### ASSIGNED TASK
Exactly as they stand, set down all of the records again.

Entries from a dataset of interfaces:
- - - - - - -

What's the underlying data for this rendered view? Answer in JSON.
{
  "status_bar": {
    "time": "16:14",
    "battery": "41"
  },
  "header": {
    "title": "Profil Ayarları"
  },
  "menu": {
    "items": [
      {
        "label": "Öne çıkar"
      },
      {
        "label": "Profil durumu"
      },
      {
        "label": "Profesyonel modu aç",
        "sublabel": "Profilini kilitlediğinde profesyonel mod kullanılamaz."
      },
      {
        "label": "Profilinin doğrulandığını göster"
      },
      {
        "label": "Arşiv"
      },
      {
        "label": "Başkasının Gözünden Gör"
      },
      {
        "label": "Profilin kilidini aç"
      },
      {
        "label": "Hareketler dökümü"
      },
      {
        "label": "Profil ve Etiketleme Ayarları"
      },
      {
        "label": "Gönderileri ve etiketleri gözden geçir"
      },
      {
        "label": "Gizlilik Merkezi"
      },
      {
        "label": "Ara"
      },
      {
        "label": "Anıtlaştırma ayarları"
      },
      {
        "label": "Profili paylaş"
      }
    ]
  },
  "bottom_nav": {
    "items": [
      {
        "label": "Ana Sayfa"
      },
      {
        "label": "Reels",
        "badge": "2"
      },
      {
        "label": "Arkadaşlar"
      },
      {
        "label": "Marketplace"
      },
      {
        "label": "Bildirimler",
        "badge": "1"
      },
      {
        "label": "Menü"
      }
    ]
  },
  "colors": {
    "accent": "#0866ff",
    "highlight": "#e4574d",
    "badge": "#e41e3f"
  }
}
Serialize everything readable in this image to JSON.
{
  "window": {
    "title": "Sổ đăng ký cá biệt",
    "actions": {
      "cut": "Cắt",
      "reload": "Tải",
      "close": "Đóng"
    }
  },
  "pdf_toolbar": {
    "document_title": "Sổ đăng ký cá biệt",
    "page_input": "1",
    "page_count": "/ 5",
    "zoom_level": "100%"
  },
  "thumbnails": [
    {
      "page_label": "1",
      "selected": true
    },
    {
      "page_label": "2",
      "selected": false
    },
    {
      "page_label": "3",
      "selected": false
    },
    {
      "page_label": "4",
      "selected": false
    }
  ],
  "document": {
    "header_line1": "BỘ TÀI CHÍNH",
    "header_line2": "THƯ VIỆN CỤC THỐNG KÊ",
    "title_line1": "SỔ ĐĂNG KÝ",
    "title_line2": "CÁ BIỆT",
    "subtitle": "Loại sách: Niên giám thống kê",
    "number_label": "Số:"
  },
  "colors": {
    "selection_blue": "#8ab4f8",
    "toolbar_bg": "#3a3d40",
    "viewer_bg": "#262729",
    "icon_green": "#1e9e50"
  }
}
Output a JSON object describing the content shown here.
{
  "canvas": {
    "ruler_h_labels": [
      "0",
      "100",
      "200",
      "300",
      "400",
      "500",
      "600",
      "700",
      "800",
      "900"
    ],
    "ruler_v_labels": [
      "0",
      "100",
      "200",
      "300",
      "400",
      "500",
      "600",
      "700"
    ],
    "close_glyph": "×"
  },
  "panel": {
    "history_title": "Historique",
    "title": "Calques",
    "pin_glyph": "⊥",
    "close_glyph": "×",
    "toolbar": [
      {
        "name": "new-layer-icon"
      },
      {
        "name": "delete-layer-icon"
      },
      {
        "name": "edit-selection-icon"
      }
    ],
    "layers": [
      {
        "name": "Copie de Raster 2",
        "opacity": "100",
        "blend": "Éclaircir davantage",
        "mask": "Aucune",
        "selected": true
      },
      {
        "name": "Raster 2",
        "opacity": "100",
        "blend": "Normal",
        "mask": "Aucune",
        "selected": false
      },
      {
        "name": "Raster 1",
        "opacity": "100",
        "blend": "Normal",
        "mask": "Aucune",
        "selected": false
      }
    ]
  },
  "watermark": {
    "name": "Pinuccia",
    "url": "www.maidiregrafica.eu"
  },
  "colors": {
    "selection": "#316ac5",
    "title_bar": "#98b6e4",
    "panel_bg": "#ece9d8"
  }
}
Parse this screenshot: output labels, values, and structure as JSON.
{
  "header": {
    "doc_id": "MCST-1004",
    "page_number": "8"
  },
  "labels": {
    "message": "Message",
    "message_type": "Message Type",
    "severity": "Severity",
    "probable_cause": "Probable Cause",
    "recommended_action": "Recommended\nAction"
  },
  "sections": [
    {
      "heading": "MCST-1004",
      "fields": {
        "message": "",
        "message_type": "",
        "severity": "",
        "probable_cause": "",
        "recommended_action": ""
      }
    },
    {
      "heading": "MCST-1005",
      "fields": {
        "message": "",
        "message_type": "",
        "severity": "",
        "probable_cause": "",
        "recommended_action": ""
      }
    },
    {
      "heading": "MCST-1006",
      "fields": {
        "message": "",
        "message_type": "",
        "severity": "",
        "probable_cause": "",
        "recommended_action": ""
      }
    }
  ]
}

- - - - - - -

### EXPECTED ANSWER
What's the underlying data for this rendered view? Answer in JSON.
{
  "status_bar": {
    "time": "16:14",
    "battery": "41"
  },
  "header": {
    "title": "Profil Ayarları"
  },
  "menu": {
    "items": [
      {
        "label": "Öne çıkar"
      },
      {
        "label": "Profil durumu"
      },
      {
        "label": "Profesyonel modu aç",
        "sublabel": "Profilini kilitlediğinde profesyonel mod kullanılamaz."
      },
      {
        "label": "Profilinin doğrulandığını göster"
      },
      {
        "label": "Arşiv"
      },
      {
        "label": "Başkasının Gözünden Gör"
      },
      {
        "label": "Profilin kilidini aç"
      },
      {
        "label": "Hareketler dökümü"
      },
      {
        "label": "Profil ve Etiketleme Ayarları"
      },
      {
        "label": "Gönderileri ve etiketleri gözden geçir"
      },
      {
        "label": "Gizlilik Merkezi"
      },
      {
        "label": "Ara"
      },
      {
        "label": "Anıtlaştırma ayarları"
      },
      {
        "label": "Profili paylaş"
      }
    ]
  },
  "bottom_nav": {
    "items": [
      {
        "label": "Ana Sayfa"
      },
      {
        "label": "Reels",
        "badge": "2"
      },
      {
        "label": "Arkadaşlar"
      },
      {
        "label": "Marketplace"
      },
      {
        "label": "Bildirimler",
        "badge": "1"
      },
      {
        "label": "Menü"
      }
    ]
  },
  "colors": {
    "accent": "#0866ff",
    "highlight": "#e4574d",
    "badge": "#e41e3f"
  }
}
Serialize everything readable in this image to JSON.
{
  "window": {
    "title": "Sổ đăng ký cá biệt",
    "actions": {
      "cut": "Cắt",
      "reload": "Tải",
      "close": "Đóng"
    }
  },
  "pdf_toolbar": {
    "document_title": "Sổ đăng ký cá biệt",
    "page_input": "1",
    "page_count": "/ 5",
    "zoom_level": "100%"
  },
  "thumbnails": [
    {
      "page_label": "1",
      "selected": true
    },
    {
      "page_label": "2",
      "selected": false
    },
    {
      "page_label": "3",
      "selected": false
    },
    {
      "page_label": "4",
      "selected": false
    }
  ],
  "document": {
    "header_line1": "BỘ TÀI CHÍNH",
    "header_line2": "THƯ VIỆN CỤC THỐNG KÊ",
    "title_line1": "SỔ ĐĂNG KÝ",
    "title_line2": "CÁ BIỆT",
    "subtitle": "Loại sách: Niên giám thống kê",
    "number_label": "Số:"
  },
  "colors": {
    "selection_blue": "#8ab4f8",
    "toolbar_bg": "#3a3d40",
    "viewer_bg": "#262729",
    "icon_green": "#1e9e50"
  }
}
Output a JSON object describing the content shown here.
{
  "canvas": {
    "ruler_h_labels": [
      "0",
      "100",
      "200",
      "300",
      "400",
      "500",
      "600",
      "700",
      "800",
      "900"
    ],
    "ruler_v_labels": [
      "0",
      "100",
      "200",
      "300",
      "400",
      "500",
      "600",
      "700"
    ],
    "close_glyph": "×"
  },
  "panel": {
    "history_title": "Historique",
    "title": "Calques",
    "pin_glyph": "⊥",
    "close_glyph": "×",
    "toolbar": [
      {
        "name": "new-layer-icon"
      },
      {
        "name": "delete-layer-icon"
      },
      {
        "name": "edit-selection-icon"
      }
    ],
    "layers": [
      {
        "name": "Copie de Raster 2",
        "opacity": "100",
        "blend": "Éclaircir davantage",
        "mask": "Aucune",
        "selected": true
      },
      {
        "name": "Raster 2",
        "opacity": "100",
        "blend": "Normal",
        "mask": "Aucune",
        "selected": false
      },
      {
        "name": "Raster 1",
        "opacity": "100",
        "blend": "Normal",
        "mask": "Aucune",
        "selected": false
      }
    ]
  },
  "watermark": {
    "name": "Pinuccia",
    "url": "www.maidiregrafica.eu"
  },
  "colors": {
    "selection": "#316ac5",
    "title_bar": "#98b6e4",
    "panel_bg": "#ece9d8"
  }
}
Parse this screenshot: output labels, values, and structure as JSON.
{
  "header": {
    "doc_id": "MCST-1004",
    "page_number": "8"
  },
  "labels": {
    "message": "Message",
    "message_type": "Message Type",
    "severity": "Severity",
    "probable_cause": "Probable Cause",
    "recommended_action": "Recommended\nAction"
  },
  "sections": [
    {
      "heading": "MCST-1004",
      "fields": {
        "message": "",
        "message_type": "",
        "severity": "",
        "probable_cause": "",
        "recommended_action": ""
      }
    },
    {
      "heading": "MCST-1005",
      "fields": {
        "message": "",
        "message_type": "",
        "severity": "",
        "probable_cause": "",
        "recommended_action": ""
      }
    },
    {
      "heading": "MCST-1006",
      "fields": {
        "message": "",
        "message_type": "",
        "severity": "",
        "probable_cause": "",
        "recommended_action": ""
      }
    }
  ]
}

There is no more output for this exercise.